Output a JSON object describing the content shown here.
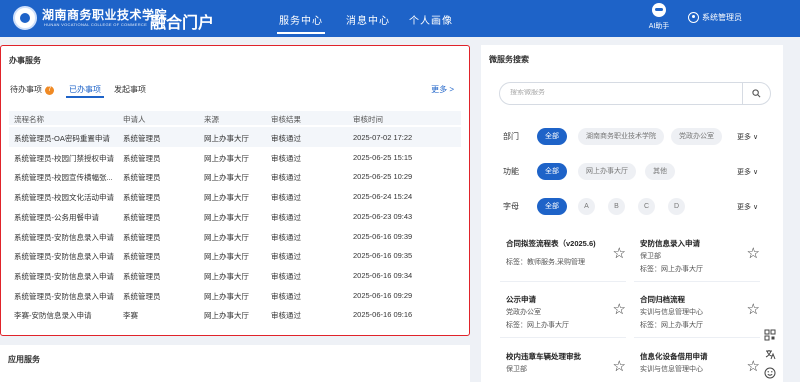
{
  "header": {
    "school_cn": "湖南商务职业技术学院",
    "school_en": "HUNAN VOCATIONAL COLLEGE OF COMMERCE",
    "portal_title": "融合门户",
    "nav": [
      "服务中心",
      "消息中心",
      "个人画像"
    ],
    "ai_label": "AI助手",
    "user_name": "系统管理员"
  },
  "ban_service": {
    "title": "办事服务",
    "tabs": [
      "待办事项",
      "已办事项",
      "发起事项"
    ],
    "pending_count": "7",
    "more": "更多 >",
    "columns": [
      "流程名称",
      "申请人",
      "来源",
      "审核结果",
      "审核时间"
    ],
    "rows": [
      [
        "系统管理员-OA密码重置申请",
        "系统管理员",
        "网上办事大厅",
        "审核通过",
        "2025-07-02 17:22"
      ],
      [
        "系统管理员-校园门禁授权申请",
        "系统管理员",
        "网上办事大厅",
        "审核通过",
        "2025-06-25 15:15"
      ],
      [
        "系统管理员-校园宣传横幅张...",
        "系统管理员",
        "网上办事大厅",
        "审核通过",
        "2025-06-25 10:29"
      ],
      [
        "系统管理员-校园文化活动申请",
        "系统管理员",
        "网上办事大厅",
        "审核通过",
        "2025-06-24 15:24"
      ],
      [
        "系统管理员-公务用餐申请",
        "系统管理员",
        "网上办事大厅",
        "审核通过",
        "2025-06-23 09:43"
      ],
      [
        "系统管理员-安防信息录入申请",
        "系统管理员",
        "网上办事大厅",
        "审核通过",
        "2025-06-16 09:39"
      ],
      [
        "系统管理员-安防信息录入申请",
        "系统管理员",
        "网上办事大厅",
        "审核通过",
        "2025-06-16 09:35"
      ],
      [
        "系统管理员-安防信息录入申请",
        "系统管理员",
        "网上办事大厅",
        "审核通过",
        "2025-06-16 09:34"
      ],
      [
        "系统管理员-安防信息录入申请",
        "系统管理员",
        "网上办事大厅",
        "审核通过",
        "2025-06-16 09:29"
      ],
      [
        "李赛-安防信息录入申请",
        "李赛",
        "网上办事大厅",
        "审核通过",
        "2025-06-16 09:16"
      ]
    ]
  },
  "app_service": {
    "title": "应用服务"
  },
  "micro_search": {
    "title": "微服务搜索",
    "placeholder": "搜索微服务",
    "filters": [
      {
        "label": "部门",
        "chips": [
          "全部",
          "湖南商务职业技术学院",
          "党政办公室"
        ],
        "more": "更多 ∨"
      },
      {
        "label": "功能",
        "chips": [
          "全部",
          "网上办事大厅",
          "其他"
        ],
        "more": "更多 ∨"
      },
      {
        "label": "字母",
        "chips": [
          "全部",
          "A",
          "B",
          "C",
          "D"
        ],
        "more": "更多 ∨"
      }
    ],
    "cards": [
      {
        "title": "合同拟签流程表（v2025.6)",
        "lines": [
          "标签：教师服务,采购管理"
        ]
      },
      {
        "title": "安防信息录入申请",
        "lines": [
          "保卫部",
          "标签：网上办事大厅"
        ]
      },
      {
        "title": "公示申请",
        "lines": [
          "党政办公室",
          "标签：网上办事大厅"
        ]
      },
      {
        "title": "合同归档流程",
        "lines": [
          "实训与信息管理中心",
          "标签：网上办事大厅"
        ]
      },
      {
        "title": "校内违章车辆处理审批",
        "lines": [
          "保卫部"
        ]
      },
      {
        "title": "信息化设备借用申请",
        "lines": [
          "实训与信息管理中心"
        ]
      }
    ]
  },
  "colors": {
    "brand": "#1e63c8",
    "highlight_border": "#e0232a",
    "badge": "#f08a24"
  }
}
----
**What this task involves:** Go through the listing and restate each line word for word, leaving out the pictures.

**Expected answer:**
Output a JSON object describing the content shown here.
{
  "header": {
    "school_cn": "湖南商务职业技术学院",
    "school_en": "HUNAN VOCATIONAL COLLEGE OF COMMERCE",
    "portal_title": "融合门户",
    "nav": [
      "服务中心",
      "消息中心",
      "个人画像"
    ],
    "ai_label": "AI助手",
    "user_name": "系统管理员"
  },
  "ban_service": {
    "title": "办事服务",
    "tabs": [
      "待办事项",
      "已办事项",
      "发起事项"
    ],
    "pending_count": "7",
    "more": "更多 >",
    "columns": [
      "流程名称",
      "申请人",
      "来源",
      "审核结果",
      "审核时间"
    ],
    "rows": [
      [
        "系统管理员-OA密码重置申请",
        "系统管理员",
        "网上办事大厅",
        "审核通过",
        "2025-07-02 17:22"
      ],
      [
        "系统管理员-校园门禁授权申请",
        "系统管理员",
        "网上办事大厅",
        "审核通过",
        "2025-06-25 15:15"
      ],
      [
        "系统管理员-校园宣传横幅张...",
        "系统管理员",
        "网上办事大厅",
        "审核通过",
        "2025-06-25 10:29"
      ],
      [
        "系统管理员-校园文化活动申请",
        "系统管理员",
        "网上办事大厅",
        "审核通过",
        "2025-06-24 15:24"
      ],
      [
        "系统管理员-公务用餐申请",
        "系统管理员",
        "网上办事大厅",
        "审核通过",
        "2025-06-23 09:43"
      ],
      [
        "系统管理员-安防信息录入申请",
        "系统管理员",
        "网上办事大厅",
        "审核通过",
        "2025-06-16 09:39"
      ],
      [
        "系统管理员-安防信息录入申请",
        "系统管理员",
        "网上办事大厅",
        "审核通过",
        "2025-06-16 09:35"
      ],
      [
        "系统管理员-安防信息录入申请",
        "系统管理员",
        "网上办事大厅",
        "审核通过",
        "2025-06-16 09:34"
      ],
      [
        "系统管理员-安防信息录入申请",
        "系统管理员",
        "网上办事大厅",
        "审核通过",
        "2025-06-16 09:29"
      ],
      [
        "李赛-安防信息录入申请",
        "李赛",
        "网上办事大厅",
        "审核通过",
        "2025-06-16 09:16"
      ]
    ]
  },
  "app_service": {
    "title": "应用服务"
  },
  "micro_search": {
    "title": "微服务搜索",
    "placeholder": "搜索微服务",
    "filters": [
      {
        "label": "部门",
        "chips": [
          "全部",
          "湖南商务职业技术学院",
          "党政办公室"
        ],
        "more": "更多 ∨"
      },
      {
        "label": "功能",
        "chips": [
          "全部",
          "网上办事大厅",
          "其他"
        ],
        "more": "更多 ∨"
      },
      {
        "label": "字母",
        "chips": [
          "全部",
          "A",
          "B",
          "C",
          "D"
        ],
        "more": "更多 ∨"
      }
    ],
    "cards": [
      {
        "title": "合同拟签流程表（v2025.6)",
        "lines": [
          "标签：教师服务,采购管理"
        ]
      },
      {
        "title": "安防信息录入申请",
        "lines": [
          "保卫部",
          "标签：网上办事大厅"
        ]
      },
      {
        "title": "公示申请",
        "lines": [
          "党政办公室",
          "标签：网上办事大厅"
        ]
      },
      {
        "title": "合同归档流程",
        "lines": [
          "实训与信息管理中心",
          "标签：网上办事大厅"
        ]
      },
      {
        "title": "校内违章车辆处理审批",
        "lines": [
          "保卫部"
        ]
      },
      {
        "title": "信息化设备借用申请",
        "lines": [
          "实训与信息管理中心"
        ]
      }
    ]
  },
  "colors": {
    "brand": "#1e63c8",
    "highlight_border": "#e0232a",
    "badge": "#f08a24"
  }
}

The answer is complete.